By instructing Mueller that he is not permitted to go beyond the report in his testimony — in particular, that he is not permitted to address investigative decisions that were or might have been made but that are not covered in the report — the Justice Department has thus foreclosed the Democrats’ key line of inquiry.

The Justice Department has sound reasons for this, some of which the Weinsheimer letter articulates: protection of privileged matters, as well as the DOJ’s usual reliance on the confidentiality of its investigations and deliberative processes.  

Left unstated in the letter, but likely more important, is that the Justice Department, under Attorney General William BarrWilliam Pelham BarrTrump walks tightrope on gun control Feinstein calls on Justice to push for release of Trump whistleblower report Clarence Thomas, Joe Manchin, Rudy Giuliani among guests at second state visit under Trump MORE, has a narrower interpretation of federal obstruction law than the expansive construction adopted by Mueller’s staff. Because Mueller did not recommend obstruction charges, that difference was neither confronted nor resolved. Clearly, the Justice Department should not allow Mueller, in the role of a subordinate DOJ lawyer, to give congressional testimony espousing a view of obstruction law that the Justice Department itself rejects. If Mueller sticks to his report, that knotty issue need not be addressed — at least for now.

Republicans, meanwhile, will get their chance to pursue questions about investigative abuse eventually. DOJ Inspector General Michael Horowitz will soon release his report dealing specifically with that issue. The time for addressing the manner in which the probe was conducted is coming. It is just not going to be “Mueller Time.”
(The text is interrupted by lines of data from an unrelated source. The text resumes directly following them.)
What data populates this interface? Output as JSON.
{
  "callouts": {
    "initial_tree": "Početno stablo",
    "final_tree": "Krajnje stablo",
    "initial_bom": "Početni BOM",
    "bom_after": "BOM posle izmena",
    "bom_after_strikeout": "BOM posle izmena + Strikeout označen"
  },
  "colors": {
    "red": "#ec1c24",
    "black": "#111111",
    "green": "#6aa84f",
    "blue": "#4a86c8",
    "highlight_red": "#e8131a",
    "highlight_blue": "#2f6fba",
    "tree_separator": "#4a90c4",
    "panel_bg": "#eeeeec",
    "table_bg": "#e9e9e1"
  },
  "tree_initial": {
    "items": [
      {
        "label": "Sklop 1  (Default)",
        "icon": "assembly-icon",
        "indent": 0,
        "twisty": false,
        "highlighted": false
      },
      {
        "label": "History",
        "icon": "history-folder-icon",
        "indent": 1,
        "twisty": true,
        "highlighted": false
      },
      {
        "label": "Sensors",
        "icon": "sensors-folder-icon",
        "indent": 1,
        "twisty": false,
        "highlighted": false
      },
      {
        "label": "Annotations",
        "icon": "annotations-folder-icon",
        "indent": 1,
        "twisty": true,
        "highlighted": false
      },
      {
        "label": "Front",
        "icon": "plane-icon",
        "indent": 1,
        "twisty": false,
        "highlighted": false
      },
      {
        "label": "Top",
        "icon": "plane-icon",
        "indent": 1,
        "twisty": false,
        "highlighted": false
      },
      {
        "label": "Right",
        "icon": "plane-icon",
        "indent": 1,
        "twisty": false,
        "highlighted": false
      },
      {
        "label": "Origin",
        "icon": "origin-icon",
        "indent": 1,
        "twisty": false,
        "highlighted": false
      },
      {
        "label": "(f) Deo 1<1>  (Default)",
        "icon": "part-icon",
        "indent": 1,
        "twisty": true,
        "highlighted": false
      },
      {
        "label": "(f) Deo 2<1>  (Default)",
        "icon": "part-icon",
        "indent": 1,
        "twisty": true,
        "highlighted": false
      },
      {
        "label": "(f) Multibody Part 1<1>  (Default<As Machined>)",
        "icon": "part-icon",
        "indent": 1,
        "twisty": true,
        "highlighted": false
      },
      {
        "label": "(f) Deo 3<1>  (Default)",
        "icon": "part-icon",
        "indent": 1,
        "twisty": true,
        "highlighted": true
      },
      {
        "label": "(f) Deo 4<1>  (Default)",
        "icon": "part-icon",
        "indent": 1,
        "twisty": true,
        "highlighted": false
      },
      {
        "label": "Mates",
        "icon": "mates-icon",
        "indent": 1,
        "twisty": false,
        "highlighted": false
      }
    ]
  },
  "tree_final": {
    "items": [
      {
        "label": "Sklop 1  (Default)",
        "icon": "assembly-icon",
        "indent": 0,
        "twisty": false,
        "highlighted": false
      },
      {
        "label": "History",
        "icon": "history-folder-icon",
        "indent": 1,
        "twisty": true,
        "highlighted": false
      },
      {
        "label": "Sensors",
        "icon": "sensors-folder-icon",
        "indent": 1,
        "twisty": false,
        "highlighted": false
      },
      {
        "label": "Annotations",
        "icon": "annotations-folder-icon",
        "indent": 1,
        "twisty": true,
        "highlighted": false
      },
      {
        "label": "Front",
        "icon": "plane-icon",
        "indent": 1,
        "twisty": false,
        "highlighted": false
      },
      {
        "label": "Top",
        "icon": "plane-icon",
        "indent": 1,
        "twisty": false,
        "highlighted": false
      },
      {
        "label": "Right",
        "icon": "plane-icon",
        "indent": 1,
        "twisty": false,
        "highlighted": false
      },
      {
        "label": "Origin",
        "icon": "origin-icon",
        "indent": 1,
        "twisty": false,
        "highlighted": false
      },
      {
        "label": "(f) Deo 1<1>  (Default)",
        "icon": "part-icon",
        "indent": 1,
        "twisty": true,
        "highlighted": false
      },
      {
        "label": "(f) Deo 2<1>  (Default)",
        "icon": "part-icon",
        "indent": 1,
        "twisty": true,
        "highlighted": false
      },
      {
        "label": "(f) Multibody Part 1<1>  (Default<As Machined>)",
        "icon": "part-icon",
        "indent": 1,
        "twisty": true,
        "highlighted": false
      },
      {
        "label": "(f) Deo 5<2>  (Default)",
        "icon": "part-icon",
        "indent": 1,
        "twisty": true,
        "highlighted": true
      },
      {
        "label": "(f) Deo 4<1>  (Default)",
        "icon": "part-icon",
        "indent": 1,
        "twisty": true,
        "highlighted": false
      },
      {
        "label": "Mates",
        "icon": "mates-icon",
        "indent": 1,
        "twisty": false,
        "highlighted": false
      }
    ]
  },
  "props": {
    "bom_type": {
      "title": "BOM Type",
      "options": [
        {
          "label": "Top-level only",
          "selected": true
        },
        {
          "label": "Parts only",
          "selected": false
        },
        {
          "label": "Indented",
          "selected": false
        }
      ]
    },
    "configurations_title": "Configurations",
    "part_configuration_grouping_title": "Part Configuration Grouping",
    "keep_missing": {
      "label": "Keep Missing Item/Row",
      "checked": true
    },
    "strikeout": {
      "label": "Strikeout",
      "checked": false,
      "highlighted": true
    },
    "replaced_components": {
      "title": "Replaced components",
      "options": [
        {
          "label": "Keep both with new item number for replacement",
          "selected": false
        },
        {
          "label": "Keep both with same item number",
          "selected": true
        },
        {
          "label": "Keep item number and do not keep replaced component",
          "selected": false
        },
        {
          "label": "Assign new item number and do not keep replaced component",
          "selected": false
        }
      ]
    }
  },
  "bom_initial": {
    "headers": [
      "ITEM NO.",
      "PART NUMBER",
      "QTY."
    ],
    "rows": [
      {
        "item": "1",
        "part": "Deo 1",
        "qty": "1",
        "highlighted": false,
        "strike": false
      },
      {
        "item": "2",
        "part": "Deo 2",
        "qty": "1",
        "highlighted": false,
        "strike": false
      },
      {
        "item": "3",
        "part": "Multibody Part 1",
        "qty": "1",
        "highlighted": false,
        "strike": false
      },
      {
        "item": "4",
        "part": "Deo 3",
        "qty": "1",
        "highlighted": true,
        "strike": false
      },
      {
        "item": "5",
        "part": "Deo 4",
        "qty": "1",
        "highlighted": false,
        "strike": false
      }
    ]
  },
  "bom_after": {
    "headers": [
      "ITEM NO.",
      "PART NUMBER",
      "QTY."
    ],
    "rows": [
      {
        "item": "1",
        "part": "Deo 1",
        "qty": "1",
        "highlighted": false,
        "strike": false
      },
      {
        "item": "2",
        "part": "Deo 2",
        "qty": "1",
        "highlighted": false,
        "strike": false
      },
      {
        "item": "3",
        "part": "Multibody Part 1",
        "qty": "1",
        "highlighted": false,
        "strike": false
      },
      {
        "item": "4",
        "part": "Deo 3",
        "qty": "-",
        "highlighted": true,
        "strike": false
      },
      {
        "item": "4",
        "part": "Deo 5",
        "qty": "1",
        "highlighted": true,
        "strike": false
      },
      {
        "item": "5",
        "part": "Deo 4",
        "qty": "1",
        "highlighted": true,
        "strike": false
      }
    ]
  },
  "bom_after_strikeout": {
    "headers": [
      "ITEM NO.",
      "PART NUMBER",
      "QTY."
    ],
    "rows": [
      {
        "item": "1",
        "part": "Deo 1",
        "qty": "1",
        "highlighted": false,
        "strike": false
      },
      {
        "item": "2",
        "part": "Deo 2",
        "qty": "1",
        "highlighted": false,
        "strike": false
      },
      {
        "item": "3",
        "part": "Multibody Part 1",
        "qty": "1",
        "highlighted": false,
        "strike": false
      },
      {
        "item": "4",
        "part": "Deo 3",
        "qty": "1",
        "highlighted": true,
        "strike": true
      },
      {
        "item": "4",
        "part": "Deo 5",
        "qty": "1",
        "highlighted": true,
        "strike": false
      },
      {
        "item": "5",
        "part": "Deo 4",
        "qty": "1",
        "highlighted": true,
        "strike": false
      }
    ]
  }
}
Former federal prosecutor Andrew C. McCarthy is a senior fellow at National Review Institute, a contributing editor at National Review, and a Fox News contributor. His new book, "Ball of Collusion," will be published by Encounter Books on Aug. 13 and is available for pre-order. Follow him on Twitter @AndrewCMcCarthy.